------ MATERIALS PROVIDED ------
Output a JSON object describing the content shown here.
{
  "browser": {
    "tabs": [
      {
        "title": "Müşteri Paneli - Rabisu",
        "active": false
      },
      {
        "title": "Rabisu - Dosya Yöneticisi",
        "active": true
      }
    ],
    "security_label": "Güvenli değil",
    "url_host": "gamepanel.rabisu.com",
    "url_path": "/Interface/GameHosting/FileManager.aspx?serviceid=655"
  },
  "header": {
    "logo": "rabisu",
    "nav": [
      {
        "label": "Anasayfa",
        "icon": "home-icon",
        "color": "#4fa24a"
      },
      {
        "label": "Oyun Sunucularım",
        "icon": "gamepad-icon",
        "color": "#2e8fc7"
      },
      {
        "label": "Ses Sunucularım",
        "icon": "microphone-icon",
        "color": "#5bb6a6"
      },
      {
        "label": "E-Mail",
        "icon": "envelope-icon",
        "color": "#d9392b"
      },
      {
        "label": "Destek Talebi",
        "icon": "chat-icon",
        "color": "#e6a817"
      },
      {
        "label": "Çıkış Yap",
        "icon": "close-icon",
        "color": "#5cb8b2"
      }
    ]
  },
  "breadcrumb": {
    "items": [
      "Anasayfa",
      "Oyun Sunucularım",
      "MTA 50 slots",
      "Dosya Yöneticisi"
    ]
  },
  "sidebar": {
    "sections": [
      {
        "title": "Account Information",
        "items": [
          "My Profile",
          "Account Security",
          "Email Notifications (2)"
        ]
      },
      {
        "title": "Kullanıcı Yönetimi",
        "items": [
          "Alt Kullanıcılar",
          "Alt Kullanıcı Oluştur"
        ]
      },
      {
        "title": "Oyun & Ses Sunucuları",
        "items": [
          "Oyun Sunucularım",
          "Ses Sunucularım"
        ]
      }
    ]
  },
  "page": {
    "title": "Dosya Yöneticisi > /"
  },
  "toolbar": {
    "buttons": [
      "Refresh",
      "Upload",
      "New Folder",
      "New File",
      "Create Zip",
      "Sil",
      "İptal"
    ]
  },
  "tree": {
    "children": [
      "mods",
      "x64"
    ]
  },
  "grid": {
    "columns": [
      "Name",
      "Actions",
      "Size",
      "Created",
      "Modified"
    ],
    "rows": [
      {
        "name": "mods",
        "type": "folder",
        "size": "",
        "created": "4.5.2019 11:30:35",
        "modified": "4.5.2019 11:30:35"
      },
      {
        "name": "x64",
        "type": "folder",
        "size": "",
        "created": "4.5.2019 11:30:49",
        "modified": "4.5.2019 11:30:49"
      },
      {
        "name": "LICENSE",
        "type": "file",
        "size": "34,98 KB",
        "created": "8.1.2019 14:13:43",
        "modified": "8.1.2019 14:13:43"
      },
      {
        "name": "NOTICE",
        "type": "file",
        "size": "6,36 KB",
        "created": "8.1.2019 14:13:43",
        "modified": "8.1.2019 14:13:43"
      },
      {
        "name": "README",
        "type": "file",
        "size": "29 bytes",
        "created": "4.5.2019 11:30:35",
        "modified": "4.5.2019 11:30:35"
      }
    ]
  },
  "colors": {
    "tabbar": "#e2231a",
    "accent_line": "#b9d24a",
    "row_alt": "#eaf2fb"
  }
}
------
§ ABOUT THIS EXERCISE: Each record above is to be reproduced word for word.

§ WRITTEN RESPONSE:
Output a JSON object describing the content shown here.
{
  "browser": {
    "tabs": [
      {
        "title": "Müşteri Paneli - Rabisu",
        "active": false
      },
      {
        "title": "Rabisu - Dosya Yöneticisi",
        "active": true
      }
    ],
    "security_label": "Güvenli değil",
    "url_host": "gamepanel.rabisu.com",
    "url_path": "/Interface/GameHosting/FileManager.aspx?serviceid=655"
  },
  "header": {
    "logo": "rabisu",
    "nav": [
      {
        "label": "Anasayfa",
        "icon": "home-icon",
        "color": "#4fa24a"
      },
      {
        "label": "Oyun Sunucularım",
        "icon": "gamepad-icon",
        "color": "#2e8fc7"
      },
      {
        "label": "Ses Sunucularım",
        "icon": "microphone-icon",
        "color": "#5bb6a6"
      },
      {
        "label": "E-Mail",
        "icon": "envelope-icon",
        "color": "#d9392b"
      },
      {
        "label": "Destek Talebi",
        "icon": "chat-icon",
        "color": "#e6a817"
      },
      {
        "label": "Çıkış Yap",
        "icon": "close-icon",
        "color": "#5cb8b2"
      }
    ]
  },
  "breadcrumb": {
    "items": [
      "Anasayfa",
      "Oyun Sunucularım",
      "MTA 50 slots",
      "Dosya Yöneticisi"
    ]
  },
  "sidebar": {
    "sections": [
      {
        "title": "Account Information",
        "items": [
          "My Profile",
          "Account Security",
          "Email Notifications (2)"
        ]
      },
      {
        "title": "Kullanıcı Yönetimi",
        "items": [
          "Alt Kullanıcılar",
          "Alt Kullanıcı Oluştur"
        ]
      },
      {
        "title": "Oyun & Ses Sunucuları",
        "items": [
          "Oyun Sunucularım",
          "Ses Sunucularım"
        ]
      }
    ]
  },
  "page": {
    "title": "Dosya Yöneticisi > /"
  },
  "toolbar": {
    "buttons": [
      "Refresh",
      "Upload",
      "New Folder",
      "New File",
      "Create Zip",
      "Sil",
      "İptal"
    ]
  },
  "tree": {
    "children": [
      "mods",
      "x64"
    ]
  },
  "grid": {
    "columns": [
      "Name",
      "Actions",
      "Size",
      "Created",
      "Modified"
    ],
    "rows": [
      {
        "name": "mods",
        "type": "folder",
        "size": "",
        "created": "4.5.2019 11:30:35",
        "modified": "4.5.2019 11:30:35"
      },
      {
        "name": "x64",
        "type": "folder",
        "size": "",
        "created": "4.5.2019 11:30:49",
        "modified": "4.5.2019 11:30:49"
      },
      {
        "name": "LICENSE",
        "type": "file",
        "size": "34,98 KB",
        "created": "8.1.2019 14:13:43",
        "modified": "8.1.2019 14:13:43"
      },
      {
        "name": "NOTICE",
        "type": "file",
        "size": "6,36 KB",
        "created": "8.1.2019 14:13:43",
        "modified": "8.1.2019 14:13:43"
      },
      {
        "name": "README",
        "type": "file",
        "size": "29 bytes",
        "created": "4.5.2019 11:30:35",
        "modified": "4.5.2019 11:30:35"
      }
    ]
  },
  "colors": {
    "tabbar": "#e2231a",
    "accent_line": "#b9d24a",
    "row_alt": "#eaf2fb"
  }
}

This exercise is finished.